*** Block opens ***

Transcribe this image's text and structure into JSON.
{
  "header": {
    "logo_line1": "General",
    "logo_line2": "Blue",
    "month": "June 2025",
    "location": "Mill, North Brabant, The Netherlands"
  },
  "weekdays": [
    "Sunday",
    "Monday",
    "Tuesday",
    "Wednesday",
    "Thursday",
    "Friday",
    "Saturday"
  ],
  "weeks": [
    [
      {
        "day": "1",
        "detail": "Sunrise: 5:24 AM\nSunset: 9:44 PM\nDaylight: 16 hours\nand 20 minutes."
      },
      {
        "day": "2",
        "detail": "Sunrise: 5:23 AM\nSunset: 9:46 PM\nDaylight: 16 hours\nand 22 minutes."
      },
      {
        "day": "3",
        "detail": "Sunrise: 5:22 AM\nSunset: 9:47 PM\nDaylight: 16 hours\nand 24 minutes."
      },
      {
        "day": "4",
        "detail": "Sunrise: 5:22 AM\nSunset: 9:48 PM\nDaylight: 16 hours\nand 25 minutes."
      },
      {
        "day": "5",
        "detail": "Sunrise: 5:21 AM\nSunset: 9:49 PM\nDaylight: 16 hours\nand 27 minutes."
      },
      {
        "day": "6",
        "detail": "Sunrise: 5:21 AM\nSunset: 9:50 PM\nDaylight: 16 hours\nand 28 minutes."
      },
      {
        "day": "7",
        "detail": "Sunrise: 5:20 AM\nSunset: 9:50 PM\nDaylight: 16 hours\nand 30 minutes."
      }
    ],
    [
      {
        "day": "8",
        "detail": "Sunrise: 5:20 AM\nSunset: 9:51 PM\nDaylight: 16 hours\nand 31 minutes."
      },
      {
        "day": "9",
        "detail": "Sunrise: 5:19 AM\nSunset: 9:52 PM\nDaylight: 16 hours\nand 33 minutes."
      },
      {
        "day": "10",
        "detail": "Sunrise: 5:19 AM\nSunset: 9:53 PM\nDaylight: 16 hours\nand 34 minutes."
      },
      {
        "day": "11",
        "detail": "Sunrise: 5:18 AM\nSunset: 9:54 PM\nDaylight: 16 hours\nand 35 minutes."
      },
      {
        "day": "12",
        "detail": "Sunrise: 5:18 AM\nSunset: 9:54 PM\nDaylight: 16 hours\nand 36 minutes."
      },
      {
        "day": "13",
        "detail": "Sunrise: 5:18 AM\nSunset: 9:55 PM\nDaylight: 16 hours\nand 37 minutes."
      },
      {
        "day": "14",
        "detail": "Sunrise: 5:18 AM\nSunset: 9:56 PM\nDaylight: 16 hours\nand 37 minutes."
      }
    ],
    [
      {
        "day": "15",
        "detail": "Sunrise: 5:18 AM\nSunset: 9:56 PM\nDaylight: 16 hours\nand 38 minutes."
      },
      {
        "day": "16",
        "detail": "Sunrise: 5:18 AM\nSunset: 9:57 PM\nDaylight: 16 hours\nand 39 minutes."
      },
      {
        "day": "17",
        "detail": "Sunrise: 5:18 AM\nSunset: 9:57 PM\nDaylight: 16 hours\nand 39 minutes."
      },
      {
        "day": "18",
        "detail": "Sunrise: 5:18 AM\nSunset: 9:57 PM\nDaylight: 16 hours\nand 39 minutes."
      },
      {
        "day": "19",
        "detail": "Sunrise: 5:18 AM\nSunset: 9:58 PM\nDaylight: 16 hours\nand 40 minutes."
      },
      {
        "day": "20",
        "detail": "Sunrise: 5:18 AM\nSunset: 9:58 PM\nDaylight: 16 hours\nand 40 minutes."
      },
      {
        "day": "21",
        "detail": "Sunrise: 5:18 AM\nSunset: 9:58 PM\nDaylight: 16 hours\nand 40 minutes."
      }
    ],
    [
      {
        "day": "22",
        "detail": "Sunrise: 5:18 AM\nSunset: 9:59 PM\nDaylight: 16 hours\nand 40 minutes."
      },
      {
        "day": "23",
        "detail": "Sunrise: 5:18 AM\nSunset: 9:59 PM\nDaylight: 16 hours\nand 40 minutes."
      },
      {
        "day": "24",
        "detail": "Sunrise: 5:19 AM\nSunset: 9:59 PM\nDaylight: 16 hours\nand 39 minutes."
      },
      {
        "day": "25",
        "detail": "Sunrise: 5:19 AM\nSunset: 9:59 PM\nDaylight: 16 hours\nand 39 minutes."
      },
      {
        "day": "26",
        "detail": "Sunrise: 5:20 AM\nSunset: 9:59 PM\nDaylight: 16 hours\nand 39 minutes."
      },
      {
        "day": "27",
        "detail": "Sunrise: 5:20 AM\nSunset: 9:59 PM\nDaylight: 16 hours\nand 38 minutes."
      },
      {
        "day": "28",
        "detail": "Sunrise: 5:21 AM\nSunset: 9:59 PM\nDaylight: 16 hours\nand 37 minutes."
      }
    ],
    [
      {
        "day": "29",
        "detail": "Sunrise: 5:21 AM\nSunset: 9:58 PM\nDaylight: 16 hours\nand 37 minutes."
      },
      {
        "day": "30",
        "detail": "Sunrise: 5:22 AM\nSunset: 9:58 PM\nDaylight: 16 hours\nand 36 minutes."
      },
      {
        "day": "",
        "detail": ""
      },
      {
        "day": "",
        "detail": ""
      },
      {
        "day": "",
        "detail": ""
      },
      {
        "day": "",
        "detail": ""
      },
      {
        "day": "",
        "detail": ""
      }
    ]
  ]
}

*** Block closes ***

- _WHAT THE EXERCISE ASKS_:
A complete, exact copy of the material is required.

- _EXERCISE RESULT_:
Transcribe this image's text and structure into JSON.
{
  "header": {
    "logo_line1": "General",
    "logo_line2": "Blue",
    "month": "June 2025",
    "location": "Mill, North Brabant, The Netherlands"
  },
  "weekdays": [
    "Sunday",
    "Monday",
    "Tuesday",
    "Wednesday",
    "Thursday",
    "Friday",
    "Saturday"
  ],
  "weeks": [
    [
      {
        "day": "1",
        "detail": "Sunrise: 5:24 AM\nSunset: 9:44 PM\nDaylight: 16 hours\nand 20 minutes."
      },
      {
        "day": "2",
        "detail": "Sunrise: 5:23 AM\nSunset: 9:46 PM\nDaylight: 16 hours\nand 22 minutes."
      },
      {
        "day": "3",
        "detail": "Sunrise: 5:22 AM\nSunset: 9:47 PM\nDaylight: 16 hours\nand 24 minutes."
      },
      {
        "day": "4",
        "detail": "Sunrise: 5:22 AM\nSunset: 9:48 PM\nDaylight: 16 hours\nand 25 minutes."
      },
      {
        "day": "5",
        "detail": "Sunrise: 5:21 AM\nSunset: 9:49 PM\nDaylight: 16 hours\nand 27 minutes."
      },
      {
        "day": "6",
        "detail": "Sunrise: 5:21 AM\nSunset: 9:50 PM\nDaylight: 16 hours\nand 28 minutes."
      },
      {
        "day": "7",
        "detail": "Sunrise: 5:20 AM\nSunset: 9:50 PM\nDaylight: 16 hours\nand 30 minutes."
      }
    ],
    [
      {
        "day": "8",
        "detail": "Sunrise: 5:20 AM\nSunset: 9:51 PM\nDaylight: 16 hours\nand 31 minutes."
      },
      {
        "day": "9",
        "detail": "Sunrise: 5:19 AM\nSunset: 9:52 PM\nDaylight: 16 hours\nand 33 minutes."
      },
      {
        "day": "10",
        "detail": "Sunrise: 5:19 AM\nSunset: 9:53 PM\nDaylight: 16 hours\nand 34 minutes."
      },
      {
        "day": "11",
        "detail": "Sunrise: 5:18 AM\nSunset: 9:54 PM\nDaylight: 16 hours\nand 35 minutes."
      },
      {
        "day": "12",
        "detail": "Sunrise: 5:18 AM\nSunset: 9:54 PM\nDaylight: 16 hours\nand 36 minutes."
      },
      {
        "day": "13",
        "detail": "Sunrise: 5:18 AM\nSunset: 9:55 PM\nDaylight: 16 hours\nand 37 minutes."
      },
      {
        "day": "14",
        "detail": "Sunrise: 5:18 AM\nSunset: 9:56 PM\nDaylight: 16 hours\nand 37 minutes."
      }
    ],
    [
      {
        "day": "15",
        "detail": "Sunrise: 5:18 AM\nSunset: 9:56 PM\nDaylight: 16 hours\nand 38 minutes."
      },
      {
        "day": "16",
        "detail": "Sunrise: 5:18 AM\nSunset: 9:57 PM\nDaylight: 16 hours\nand 39 minutes."
      },
      {
        "day": "17",
        "detail": "Sunrise: 5:18 AM\nSunset: 9:57 PM\nDaylight: 16 hours\nand 39 minutes."
      },
      {
        "day": "18",
        "detail": "Sunrise: 5:18 AM\nSunset: 9:57 PM\nDaylight: 16 hours\nand 39 minutes."
      },
      {
        "day": "19",
        "detail": "Sunrise: 5:18 AM\nSunset: 9:58 PM\nDaylight: 16 hours\nand 40 minutes."
      },
      {
        "day": "20",
        "detail": "Sunrise: 5:18 AM\nSunset: 9:58 PM\nDaylight: 16 hours\nand 40 minutes."
      },
      {
        "day": "21",
        "detail": "Sunrise: 5:18 AM\nSunset: 9:58 PM\nDaylight: 16 hours\nand 40 minutes."
      }
    ],
    [
      {
        "day": "22",
        "detail": "Sunrise: 5:18 AM\nSunset: 9:59 PM\nDaylight: 16 hours\nand 40 minutes."
      },
      {
        "day": "23",
        "detail": "Sunrise: 5:18 AM\nSunset: 9:59 PM\nDaylight: 16 hours\nand 40 minutes."
      },
      {
        "day": "24",
        "detail": "Sunrise: 5:19 AM\nSunset: 9:59 PM\nDaylight: 16 hours\nand 39 minutes."
      },
      {
        "day": "25",
        "detail": "Sunrise: 5:19 AM\nSunset: 9:59 PM\nDaylight: 16 hours\nand 39 minutes."
      },
      {
        "day": "26",
        "detail": "Sunrise: 5:20 AM\nSunset: 9:59 PM\nDaylight: 16 hours\nand 39 minutes."
      },
      {
        "day": "27",
        "detail": "Sunrise: 5:20 AM\nSunset: 9:59 PM\nDaylight: 16 hours\nand 38 minutes."
      },
      {
        "day": "28",
        "detail": "Sunrise: 5:21 AM\nSunset: 9:59 PM\nDaylight: 16 hours\nand 37 minutes."
      }
    ],
    [
      {
        "day": "29",
        "detail": "Sunrise: 5:21 AM\nSunset: 9:58 PM\nDaylight: 16 hours\nand 37 minutes."
      },
      {
        "day": "30",
        "detail": "Sunrise: 5:22 AM\nSunset: 9:58 PM\nDaylight: 16 hours\nand 36 minutes."
      },
      {
        "day": "",
        "detail": ""
      },
      {
        "day": "",
        "detail": ""
      },
      {
        "day": "",
        "detail": ""
      },
      {
        "day": "",
        "detail": ""
      },
      {
        "day": "",
        "detail": ""
      }
    ]
  ]
}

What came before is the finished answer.